TO DO => Where does "level" appear in the data? Return each line that holds it.

====== EXTRACTED INFORMATION ======

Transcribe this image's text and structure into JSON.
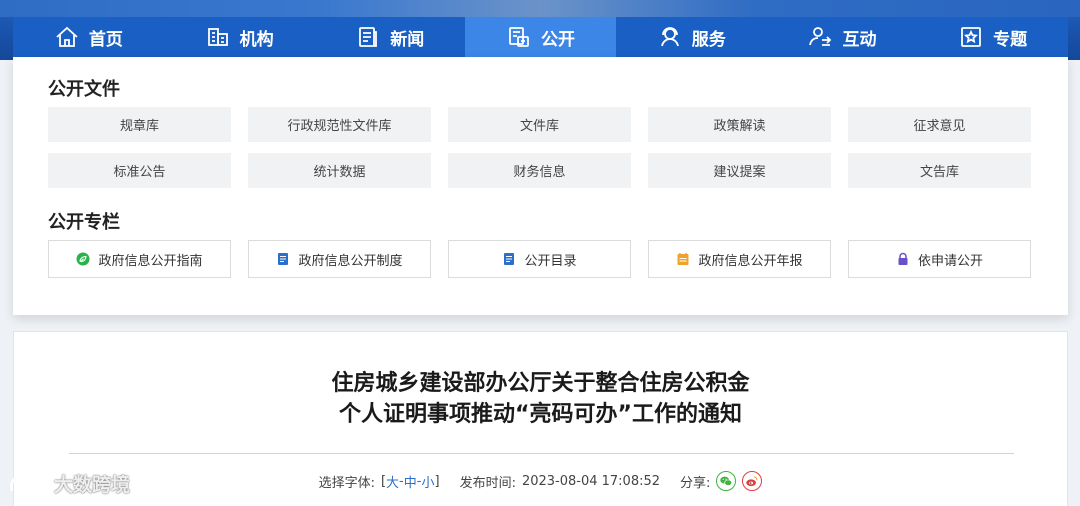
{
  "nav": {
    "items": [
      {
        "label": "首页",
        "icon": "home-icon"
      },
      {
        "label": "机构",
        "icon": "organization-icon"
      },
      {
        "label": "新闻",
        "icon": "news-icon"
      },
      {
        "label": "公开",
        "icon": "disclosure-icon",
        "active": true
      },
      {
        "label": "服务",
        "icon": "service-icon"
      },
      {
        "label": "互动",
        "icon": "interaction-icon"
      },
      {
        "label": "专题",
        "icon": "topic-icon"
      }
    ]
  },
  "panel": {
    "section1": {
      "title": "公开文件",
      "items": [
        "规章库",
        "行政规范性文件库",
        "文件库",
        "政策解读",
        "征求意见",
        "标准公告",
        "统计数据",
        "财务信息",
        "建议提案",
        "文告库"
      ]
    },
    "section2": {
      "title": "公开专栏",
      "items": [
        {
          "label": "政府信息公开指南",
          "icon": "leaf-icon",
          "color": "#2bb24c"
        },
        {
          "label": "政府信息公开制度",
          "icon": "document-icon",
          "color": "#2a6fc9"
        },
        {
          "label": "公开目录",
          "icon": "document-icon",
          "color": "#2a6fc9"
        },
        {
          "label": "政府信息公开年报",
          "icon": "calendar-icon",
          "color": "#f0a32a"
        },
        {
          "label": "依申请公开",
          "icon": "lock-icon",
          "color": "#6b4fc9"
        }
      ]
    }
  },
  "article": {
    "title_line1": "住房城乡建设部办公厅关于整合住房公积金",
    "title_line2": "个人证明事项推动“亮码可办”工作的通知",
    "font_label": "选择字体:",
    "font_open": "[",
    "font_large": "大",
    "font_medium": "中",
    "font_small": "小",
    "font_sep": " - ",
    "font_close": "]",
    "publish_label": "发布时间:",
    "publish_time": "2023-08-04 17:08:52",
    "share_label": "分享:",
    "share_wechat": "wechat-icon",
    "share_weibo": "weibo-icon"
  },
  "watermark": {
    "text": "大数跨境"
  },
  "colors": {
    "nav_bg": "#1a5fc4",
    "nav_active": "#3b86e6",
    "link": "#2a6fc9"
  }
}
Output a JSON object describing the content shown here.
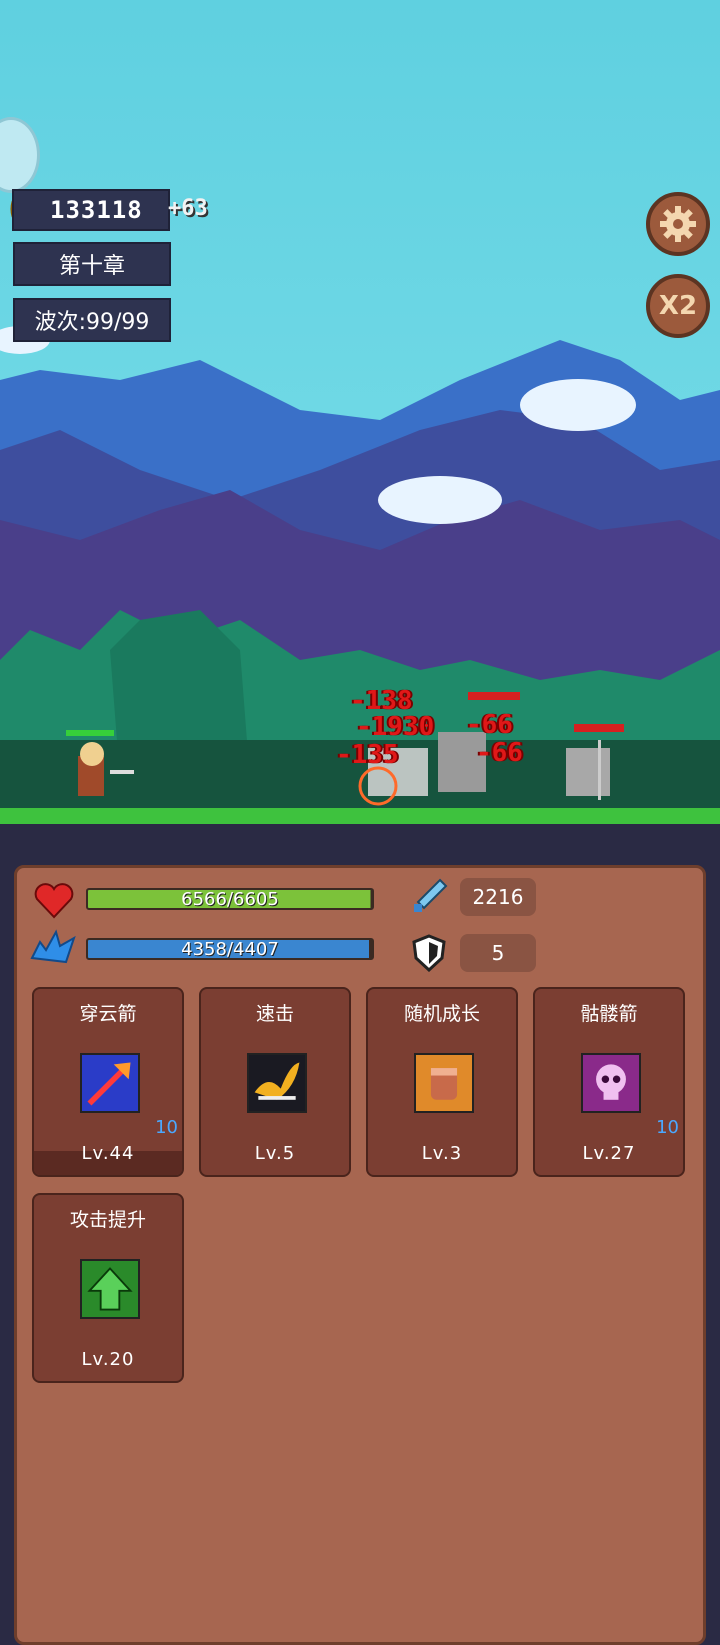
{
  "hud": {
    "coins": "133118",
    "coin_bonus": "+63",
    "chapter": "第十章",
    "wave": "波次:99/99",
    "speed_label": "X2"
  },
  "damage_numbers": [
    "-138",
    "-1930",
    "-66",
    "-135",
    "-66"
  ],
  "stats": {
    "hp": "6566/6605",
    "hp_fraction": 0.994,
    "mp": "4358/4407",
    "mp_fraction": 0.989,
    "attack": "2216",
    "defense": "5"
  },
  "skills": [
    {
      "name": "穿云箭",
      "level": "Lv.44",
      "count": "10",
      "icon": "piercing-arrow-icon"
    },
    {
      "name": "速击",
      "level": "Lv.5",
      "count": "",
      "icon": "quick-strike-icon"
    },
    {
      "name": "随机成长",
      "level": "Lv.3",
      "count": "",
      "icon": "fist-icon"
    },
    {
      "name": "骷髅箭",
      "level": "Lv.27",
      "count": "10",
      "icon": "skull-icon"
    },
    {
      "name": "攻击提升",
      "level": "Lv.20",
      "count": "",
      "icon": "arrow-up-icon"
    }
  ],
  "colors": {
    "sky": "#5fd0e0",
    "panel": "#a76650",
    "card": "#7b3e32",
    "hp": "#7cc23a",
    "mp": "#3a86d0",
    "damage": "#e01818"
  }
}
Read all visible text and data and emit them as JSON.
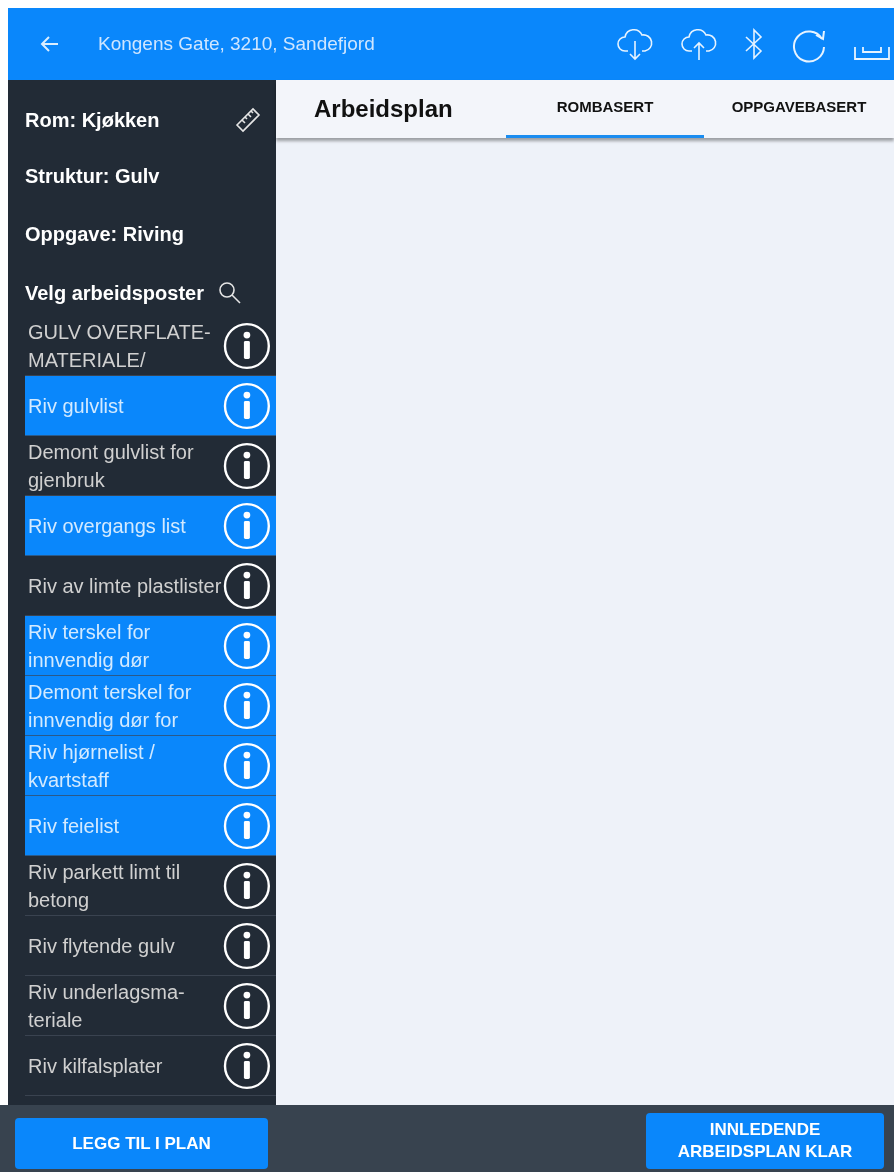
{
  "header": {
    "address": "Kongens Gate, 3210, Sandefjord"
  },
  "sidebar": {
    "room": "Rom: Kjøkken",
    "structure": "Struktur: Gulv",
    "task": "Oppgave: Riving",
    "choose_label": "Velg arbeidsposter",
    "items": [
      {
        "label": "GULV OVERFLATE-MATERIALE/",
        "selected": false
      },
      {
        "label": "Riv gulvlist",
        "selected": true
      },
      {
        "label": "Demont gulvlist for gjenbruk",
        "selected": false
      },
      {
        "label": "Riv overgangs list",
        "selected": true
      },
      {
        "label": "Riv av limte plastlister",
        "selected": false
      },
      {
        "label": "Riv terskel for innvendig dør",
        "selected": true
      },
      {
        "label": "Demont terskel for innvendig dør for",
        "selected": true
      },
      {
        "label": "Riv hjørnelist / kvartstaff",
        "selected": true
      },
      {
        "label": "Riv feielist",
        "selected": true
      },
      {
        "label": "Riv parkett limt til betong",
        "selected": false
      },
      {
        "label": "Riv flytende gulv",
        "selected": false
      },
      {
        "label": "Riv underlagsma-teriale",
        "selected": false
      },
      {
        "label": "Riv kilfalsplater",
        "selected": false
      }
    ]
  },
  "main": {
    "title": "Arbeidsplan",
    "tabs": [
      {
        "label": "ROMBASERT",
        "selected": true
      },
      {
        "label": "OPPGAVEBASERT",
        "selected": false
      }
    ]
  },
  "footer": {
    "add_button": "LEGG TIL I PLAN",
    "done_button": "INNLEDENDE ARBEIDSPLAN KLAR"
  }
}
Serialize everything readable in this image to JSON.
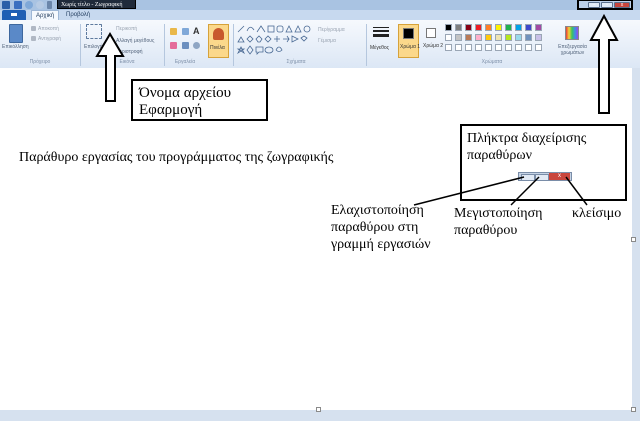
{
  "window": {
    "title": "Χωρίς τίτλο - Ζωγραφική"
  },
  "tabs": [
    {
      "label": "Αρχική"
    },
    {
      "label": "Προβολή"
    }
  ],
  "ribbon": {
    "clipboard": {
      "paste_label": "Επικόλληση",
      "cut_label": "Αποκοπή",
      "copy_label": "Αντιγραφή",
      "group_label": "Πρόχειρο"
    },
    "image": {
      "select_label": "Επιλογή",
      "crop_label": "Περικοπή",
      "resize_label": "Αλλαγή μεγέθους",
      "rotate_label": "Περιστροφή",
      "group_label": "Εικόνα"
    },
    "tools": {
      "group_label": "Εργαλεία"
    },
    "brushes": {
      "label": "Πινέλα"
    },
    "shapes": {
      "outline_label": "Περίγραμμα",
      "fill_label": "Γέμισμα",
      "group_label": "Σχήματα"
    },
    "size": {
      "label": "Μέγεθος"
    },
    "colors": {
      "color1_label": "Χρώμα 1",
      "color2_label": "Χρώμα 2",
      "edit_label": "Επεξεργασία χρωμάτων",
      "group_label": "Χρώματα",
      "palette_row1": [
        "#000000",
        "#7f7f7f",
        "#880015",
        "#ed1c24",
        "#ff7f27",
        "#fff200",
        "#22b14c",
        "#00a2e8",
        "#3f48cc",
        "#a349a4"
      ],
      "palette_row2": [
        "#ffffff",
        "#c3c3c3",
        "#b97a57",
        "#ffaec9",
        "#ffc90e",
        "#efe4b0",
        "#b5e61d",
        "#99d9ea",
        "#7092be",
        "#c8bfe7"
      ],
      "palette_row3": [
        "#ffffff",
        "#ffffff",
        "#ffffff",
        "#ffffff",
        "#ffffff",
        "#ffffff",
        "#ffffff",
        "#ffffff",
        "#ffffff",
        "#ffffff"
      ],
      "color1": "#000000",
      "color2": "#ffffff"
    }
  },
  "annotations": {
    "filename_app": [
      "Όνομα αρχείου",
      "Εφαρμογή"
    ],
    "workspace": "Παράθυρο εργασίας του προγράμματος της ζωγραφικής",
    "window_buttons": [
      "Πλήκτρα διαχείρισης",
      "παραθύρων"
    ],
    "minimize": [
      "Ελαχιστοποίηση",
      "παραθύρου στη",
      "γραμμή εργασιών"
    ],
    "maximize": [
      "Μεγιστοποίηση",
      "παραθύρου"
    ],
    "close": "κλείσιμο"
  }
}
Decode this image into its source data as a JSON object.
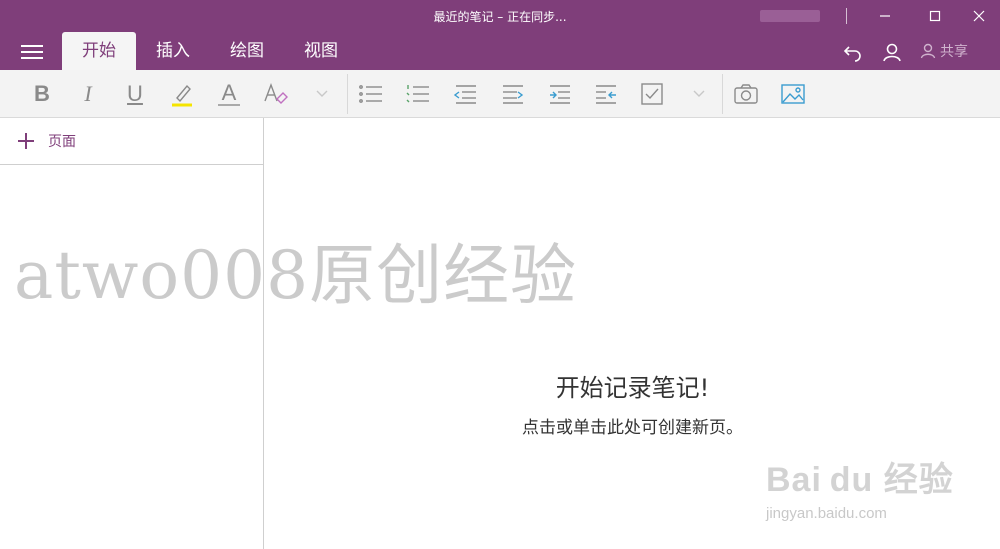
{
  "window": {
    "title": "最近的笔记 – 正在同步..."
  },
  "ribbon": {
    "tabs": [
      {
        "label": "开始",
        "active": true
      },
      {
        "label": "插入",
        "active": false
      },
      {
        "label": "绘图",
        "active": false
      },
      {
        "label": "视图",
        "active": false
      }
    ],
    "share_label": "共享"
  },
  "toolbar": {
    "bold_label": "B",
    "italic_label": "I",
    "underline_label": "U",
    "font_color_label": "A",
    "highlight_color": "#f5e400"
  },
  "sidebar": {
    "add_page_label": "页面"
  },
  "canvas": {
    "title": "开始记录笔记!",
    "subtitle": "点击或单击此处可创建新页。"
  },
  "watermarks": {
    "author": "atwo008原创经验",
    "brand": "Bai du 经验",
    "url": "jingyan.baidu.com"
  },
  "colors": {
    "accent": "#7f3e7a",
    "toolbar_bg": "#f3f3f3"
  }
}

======

ANSWER BOX =>
      "level": "Lv.44",
      "level": "Lv.5",
      "level": "Lv.3",
      "level": "Lv.27",
      "level": "Lv.20",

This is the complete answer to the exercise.